▶ Required work: Without the pictures, write out every entry that follows exactly.
Data to use section start
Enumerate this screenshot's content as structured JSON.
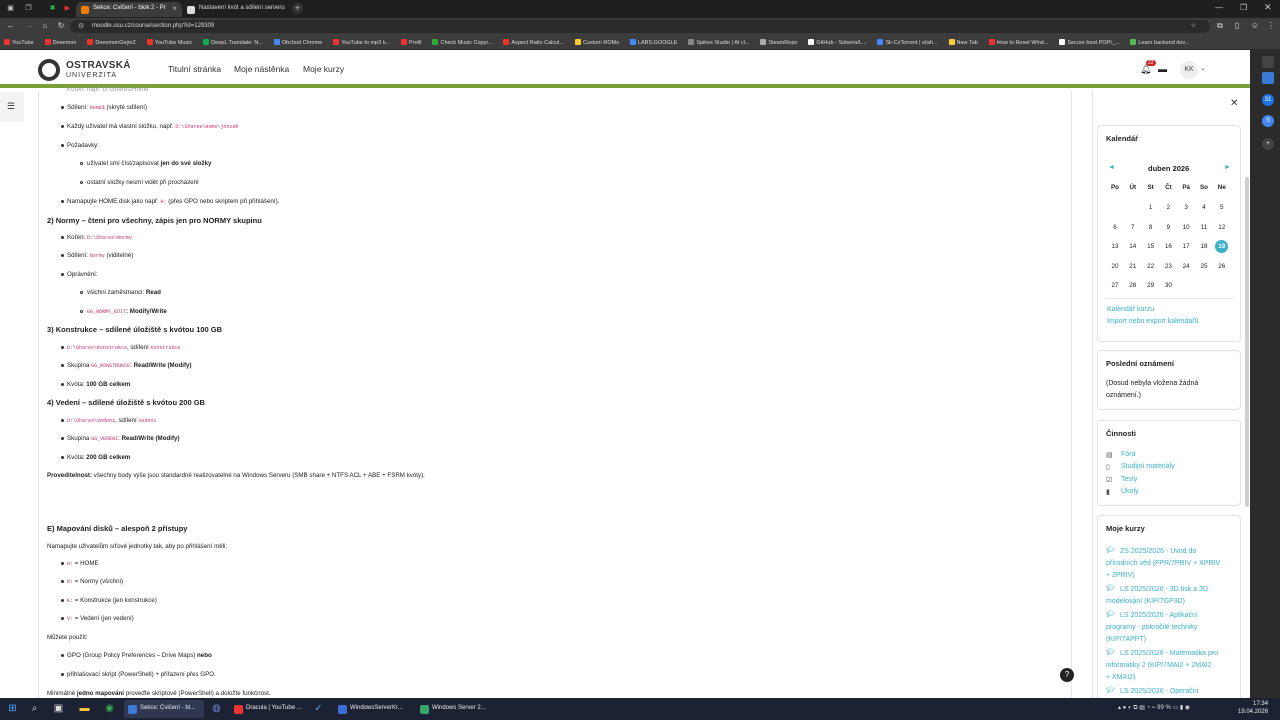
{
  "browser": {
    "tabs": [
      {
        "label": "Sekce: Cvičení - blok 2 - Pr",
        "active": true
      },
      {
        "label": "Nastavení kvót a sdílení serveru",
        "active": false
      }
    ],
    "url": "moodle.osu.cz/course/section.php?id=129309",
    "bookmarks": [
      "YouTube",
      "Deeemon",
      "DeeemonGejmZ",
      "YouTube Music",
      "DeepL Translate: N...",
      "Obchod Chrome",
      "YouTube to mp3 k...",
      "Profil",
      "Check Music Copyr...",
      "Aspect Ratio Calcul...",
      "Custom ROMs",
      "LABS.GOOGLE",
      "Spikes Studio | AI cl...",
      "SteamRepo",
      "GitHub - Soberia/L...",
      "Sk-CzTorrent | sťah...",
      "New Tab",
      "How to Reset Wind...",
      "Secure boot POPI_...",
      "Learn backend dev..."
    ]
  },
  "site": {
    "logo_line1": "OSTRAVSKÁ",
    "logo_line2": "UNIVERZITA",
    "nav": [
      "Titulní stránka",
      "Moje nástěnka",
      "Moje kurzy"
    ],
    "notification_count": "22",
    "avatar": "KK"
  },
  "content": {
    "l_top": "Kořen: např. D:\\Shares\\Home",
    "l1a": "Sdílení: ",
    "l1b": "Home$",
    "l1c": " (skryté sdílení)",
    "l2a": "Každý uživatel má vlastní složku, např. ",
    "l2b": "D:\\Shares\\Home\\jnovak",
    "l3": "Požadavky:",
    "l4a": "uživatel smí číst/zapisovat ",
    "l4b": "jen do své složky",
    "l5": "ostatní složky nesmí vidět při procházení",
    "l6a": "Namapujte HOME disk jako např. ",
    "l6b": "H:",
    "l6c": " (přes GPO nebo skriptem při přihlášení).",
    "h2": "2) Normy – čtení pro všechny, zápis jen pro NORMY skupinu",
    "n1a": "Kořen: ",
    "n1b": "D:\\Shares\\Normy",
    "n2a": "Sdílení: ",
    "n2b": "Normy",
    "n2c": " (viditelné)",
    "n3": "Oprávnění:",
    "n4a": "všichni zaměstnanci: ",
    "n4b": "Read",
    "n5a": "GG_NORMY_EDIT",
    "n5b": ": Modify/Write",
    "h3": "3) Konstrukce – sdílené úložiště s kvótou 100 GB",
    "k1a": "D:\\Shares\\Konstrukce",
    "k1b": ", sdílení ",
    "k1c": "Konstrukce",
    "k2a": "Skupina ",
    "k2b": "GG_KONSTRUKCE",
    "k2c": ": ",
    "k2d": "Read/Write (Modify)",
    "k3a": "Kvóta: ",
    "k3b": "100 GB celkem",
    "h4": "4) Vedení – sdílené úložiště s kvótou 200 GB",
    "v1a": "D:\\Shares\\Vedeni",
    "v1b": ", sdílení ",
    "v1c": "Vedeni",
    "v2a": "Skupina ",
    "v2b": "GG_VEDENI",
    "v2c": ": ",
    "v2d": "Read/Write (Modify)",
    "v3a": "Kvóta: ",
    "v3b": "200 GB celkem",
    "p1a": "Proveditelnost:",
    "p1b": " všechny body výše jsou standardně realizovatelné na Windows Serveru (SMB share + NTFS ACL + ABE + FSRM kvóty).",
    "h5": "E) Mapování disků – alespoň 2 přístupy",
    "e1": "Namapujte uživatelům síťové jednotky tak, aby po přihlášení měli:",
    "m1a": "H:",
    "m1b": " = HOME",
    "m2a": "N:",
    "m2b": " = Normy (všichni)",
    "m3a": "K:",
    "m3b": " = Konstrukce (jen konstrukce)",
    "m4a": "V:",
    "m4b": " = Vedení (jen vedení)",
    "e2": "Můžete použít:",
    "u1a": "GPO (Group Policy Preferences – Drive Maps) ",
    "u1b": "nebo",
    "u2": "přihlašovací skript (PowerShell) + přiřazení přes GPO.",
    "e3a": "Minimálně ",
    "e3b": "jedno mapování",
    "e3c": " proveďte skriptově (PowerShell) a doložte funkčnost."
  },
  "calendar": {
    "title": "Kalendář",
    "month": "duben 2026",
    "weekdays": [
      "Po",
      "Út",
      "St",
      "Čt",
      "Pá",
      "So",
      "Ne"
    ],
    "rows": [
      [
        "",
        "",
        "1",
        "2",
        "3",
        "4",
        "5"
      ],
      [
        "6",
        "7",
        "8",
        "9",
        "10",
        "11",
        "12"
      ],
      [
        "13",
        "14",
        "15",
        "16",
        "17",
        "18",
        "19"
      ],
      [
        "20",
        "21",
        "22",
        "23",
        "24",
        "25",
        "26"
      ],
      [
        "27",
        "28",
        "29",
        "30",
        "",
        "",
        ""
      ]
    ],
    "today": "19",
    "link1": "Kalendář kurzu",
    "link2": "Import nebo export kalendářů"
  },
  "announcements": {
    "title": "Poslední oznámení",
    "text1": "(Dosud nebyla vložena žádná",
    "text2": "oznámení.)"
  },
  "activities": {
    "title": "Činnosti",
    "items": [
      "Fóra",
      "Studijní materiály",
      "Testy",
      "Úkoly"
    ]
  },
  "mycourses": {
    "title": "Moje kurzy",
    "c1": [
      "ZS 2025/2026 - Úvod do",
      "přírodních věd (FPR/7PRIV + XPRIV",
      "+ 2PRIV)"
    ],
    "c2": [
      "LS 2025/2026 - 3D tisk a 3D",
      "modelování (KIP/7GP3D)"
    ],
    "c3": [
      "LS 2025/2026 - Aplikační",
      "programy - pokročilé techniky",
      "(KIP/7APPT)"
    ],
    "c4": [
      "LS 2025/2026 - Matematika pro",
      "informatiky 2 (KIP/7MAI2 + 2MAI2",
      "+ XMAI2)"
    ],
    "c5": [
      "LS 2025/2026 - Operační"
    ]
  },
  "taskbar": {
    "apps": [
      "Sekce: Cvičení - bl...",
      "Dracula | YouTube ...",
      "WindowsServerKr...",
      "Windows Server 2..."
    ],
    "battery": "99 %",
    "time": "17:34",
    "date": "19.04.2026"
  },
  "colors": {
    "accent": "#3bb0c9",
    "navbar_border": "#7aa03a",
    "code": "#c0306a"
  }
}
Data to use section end
▶ Reply to the task:
Enumerate this screenshot's content as structured JSON.
{
  "browser": {
    "tabs": [
      {
        "label": "Sekce: Cvičení - blok 2 - Pr",
        "active": true
      },
      {
        "label": "Nastavení kvót a sdílení serveru",
        "active": false
      }
    ],
    "url": "moodle.osu.cz/course/section.php?id=129309",
    "bookmarks": [
      "YouTube",
      "Deeemon",
      "DeeemonGejmZ",
      "YouTube Music",
      "DeepL Translate: N...",
      "Obchod Chrome",
      "YouTube to mp3 k...",
      "Profil",
      "Check Music Copyr...",
      "Aspect Ratio Calcul...",
      "Custom ROMs",
      "LABS.GOOGLE",
      "Spikes Studio | AI cl...",
      "SteamRepo",
      "GitHub - Soberia/L...",
      "Sk-CzTorrent | sťah...",
      "New Tab",
      "How to Reset Wind...",
      "Secure boot POPI_...",
      "Learn backend dev..."
    ]
  },
  "site": {
    "logo_line1": "OSTRAVSKÁ",
    "logo_line2": "UNIVERZITA",
    "nav": [
      "Titulní stránka",
      "Moje nástěnka",
      "Moje kurzy"
    ],
    "notification_count": "22",
    "avatar": "KK"
  },
  "content": {
    "l_top": "Kořen: např. D:\\Shares\\Home",
    "l1a": "Sdílení: ",
    "l1b": "Home$",
    "l1c": " (skryté sdílení)",
    "l2a": "Každý uživatel má vlastní složku, např. ",
    "l2b": "D:\\Shares\\Home\\jnovak",
    "l3": "Požadavky:",
    "l4a": "uživatel smí číst/zapisovat ",
    "l4b": "jen do své složky",
    "l5": "ostatní složky nesmí vidět při procházení",
    "l6a": "Namapujte HOME disk jako např. ",
    "l6b": "H:",
    "l6c": " (přes GPO nebo skriptem při přihlášení).",
    "h2": "2) Normy – čtení pro všechny, zápis jen pro NORMY skupinu",
    "n1a": "Kořen: ",
    "n1b": "D:\\Shares\\Normy",
    "n2a": "Sdílení: ",
    "n2b": "Normy",
    "n2c": " (viditelné)",
    "n3": "Oprávnění:",
    "n4a": "všichni zaměstnanci: ",
    "n4b": "Read",
    "n5a": "GG_NORMY_EDIT",
    "n5b": ": Modify/Write",
    "h3": "3) Konstrukce – sdílené úložiště s kvótou 100 GB",
    "k1a": "D:\\Shares\\Konstrukce",
    "k1b": ", sdílení ",
    "k1c": "Konstrukce",
    "k2a": "Skupina ",
    "k2b": "GG_KONSTRUKCE",
    "k2c": ": ",
    "k2d": "Read/Write (Modify)",
    "k3a": "Kvóta: ",
    "k3b": "100 GB celkem",
    "h4": "4) Vedení – sdílené úložiště s kvótou 200 GB",
    "v1a": "D:\\Shares\\Vedeni",
    "v1b": ", sdílení ",
    "v1c": "Vedeni",
    "v2a": "Skupina ",
    "v2b": "GG_VEDENI",
    "v2c": ": ",
    "v2d": "Read/Write (Modify)",
    "v3a": "Kvóta: ",
    "v3b": "200 GB celkem",
    "p1a": "Proveditelnost:",
    "p1b": " všechny body výše jsou standardně realizovatelné na Windows Serveru (SMB share + NTFS ACL + ABE + FSRM kvóty).",
    "h5": "E) Mapování disků – alespoň 2 přístupy",
    "e1": "Namapujte uživatelům síťové jednotky tak, aby po přihlášení měli:",
    "m1a": "H:",
    "m1b": " = HOME",
    "m2a": "N:",
    "m2b": " = Normy (všichni)",
    "m3a": "K:",
    "m3b": " = Konstrukce (jen konstrukce)",
    "m4a": "V:",
    "m4b": " = Vedení (jen vedení)",
    "e2": "Můžete použít:",
    "u1a": "GPO (Group Policy Preferences – Drive Maps) ",
    "u1b": "nebo",
    "u2": "přihlašovací skript (PowerShell) + přiřazení přes GPO.",
    "e3a": "Minimálně ",
    "e3b": "jedno mapování",
    "e3c": " proveďte skriptově (PowerShell) a doložte funkčnost."
  },
  "calendar": {
    "title": "Kalendář",
    "month": "duben 2026",
    "weekdays": [
      "Po",
      "Út",
      "St",
      "Čt",
      "Pá",
      "So",
      "Ne"
    ],
    "rows": [
      [
        "",
        "",
        "1",
        "2",
        "3",
        "4",
        "5"
      ],
      [
        "6",
        "7",
        "8",
        "9",
        "10",
        "11",
        "12"
      ],
      [
        "13",
        "14",
        "15",
        "16",
        "17",
        "18",
        "19"
      ],
      [
        "20",
        "21",
        "22",
        "23",
        "24",
        "25",
        "26"
      ],
      [
        "27",
        "28",
        "29",
        "30",
        "",
        "",
        ""
      ]
    ],
    "today": "19",
    "link1": "Kalendář kurzu",
    "link2": "Import nebo export kalendářů"
  },
  "announcements": {
    "title": "Poslední oznámení",
    "text1": "(Dosud nebyla vložena žádná",
    "text2": "oznámení.)"
  },
  "activities": {
    "title": "Činnosti",
    "items": [
      "Fóra",
      "Studijní materiály",
      "Testy",
      "Úkoly"
    ]
  },
  "mycourses": {
    "title": "Moje kurzy",
    "c1": [
      "ZS 2025/2026 - Úvod do",
      "přírodních věd (FPR/7PRIV + XPRIV",
      "+ 2PRIV)"
    ],
    "c2": [
      "LS 2025/2026 - 3D tisk a 3D",
      "modelování (KIP/7GP3D)"
    ],
    "c3": [
      "LS 2025/2026 - Aplikační",
      "programy - pokročilé techniky",
      "(KIP/7APPT)"
    ],
    "c4": [
      "LS 2025/2026 - Matematika pro",
      "informatiky 2 (KIP/7MAI2 + 2MAI2",
      "+ XMAI2)"
    ],
    "c5": [
      "LS 2025/2026 - Operační"
    ]
  },
  "taskbar": {
    "apps": [
      "Sekce: Cvičení - bl...",
      "Dracula | YouTube ...",
      "WindowsServerKr...",
      "Windows Server 2..."
    ],
    "battery": "99 %",
    "time": "17:34",
    "date": "19.04.2026"
  },
  "colors": {
    "accent": "#3bb0c9",
    "navbar_border": "#7aa03a",
    "code": "#c0306a"
  }
}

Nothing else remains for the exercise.